BEGIN Records shown
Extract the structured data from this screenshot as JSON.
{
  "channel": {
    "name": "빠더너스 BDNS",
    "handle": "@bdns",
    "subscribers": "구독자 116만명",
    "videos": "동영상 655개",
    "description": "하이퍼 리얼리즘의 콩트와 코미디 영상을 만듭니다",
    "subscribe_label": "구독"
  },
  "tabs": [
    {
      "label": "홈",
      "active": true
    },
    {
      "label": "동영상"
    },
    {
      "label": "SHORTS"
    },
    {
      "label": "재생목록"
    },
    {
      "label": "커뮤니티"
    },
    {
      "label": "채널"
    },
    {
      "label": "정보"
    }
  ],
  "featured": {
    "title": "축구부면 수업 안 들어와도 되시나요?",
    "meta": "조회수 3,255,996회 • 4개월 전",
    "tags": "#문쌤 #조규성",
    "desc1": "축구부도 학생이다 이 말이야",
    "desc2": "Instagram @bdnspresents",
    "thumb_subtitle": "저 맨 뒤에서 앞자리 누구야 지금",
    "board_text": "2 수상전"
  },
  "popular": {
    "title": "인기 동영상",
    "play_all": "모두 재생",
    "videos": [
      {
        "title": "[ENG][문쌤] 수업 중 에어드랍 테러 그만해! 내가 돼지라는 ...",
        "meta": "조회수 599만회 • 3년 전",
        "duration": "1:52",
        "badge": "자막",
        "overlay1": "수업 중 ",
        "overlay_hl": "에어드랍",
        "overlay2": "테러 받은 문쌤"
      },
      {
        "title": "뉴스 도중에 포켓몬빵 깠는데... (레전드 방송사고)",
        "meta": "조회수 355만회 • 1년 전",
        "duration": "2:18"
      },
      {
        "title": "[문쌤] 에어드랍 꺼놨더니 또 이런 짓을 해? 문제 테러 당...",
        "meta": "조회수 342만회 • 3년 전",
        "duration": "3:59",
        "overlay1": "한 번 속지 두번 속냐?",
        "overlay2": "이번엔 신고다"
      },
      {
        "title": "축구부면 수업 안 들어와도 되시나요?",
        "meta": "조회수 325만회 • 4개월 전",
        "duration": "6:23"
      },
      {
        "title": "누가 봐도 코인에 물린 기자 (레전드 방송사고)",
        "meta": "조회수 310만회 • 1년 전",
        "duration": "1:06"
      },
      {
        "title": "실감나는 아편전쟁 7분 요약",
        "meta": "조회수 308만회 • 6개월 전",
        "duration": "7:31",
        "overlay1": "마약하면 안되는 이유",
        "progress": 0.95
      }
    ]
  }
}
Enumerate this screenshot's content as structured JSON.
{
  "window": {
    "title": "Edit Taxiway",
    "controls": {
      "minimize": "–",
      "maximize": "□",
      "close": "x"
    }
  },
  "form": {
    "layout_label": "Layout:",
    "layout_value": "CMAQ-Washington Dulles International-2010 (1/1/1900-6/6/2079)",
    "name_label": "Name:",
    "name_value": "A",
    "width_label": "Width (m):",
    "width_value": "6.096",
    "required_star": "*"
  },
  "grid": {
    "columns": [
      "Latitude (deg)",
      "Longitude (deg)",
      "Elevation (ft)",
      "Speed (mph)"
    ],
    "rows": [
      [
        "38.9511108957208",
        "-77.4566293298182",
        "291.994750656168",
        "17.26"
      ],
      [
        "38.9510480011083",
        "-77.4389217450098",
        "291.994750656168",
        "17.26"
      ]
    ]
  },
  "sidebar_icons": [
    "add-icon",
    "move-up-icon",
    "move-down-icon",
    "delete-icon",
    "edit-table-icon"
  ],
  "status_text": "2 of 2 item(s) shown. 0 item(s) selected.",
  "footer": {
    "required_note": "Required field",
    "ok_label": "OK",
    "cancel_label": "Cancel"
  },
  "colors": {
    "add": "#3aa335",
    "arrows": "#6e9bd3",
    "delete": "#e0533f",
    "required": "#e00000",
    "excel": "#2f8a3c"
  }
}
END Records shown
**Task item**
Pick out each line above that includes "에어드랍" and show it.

**Completed task**
        "title": "[ENG][문쌤] 수업 중 에어드랍 테러 그만해! 내가 돼지라는 ...",
        "overlay_hl": "에어드랍",
        "title": "[문쌤] 에어드랍 꺼놨더니 또 이런 짓을 해? 문제 테러 당...",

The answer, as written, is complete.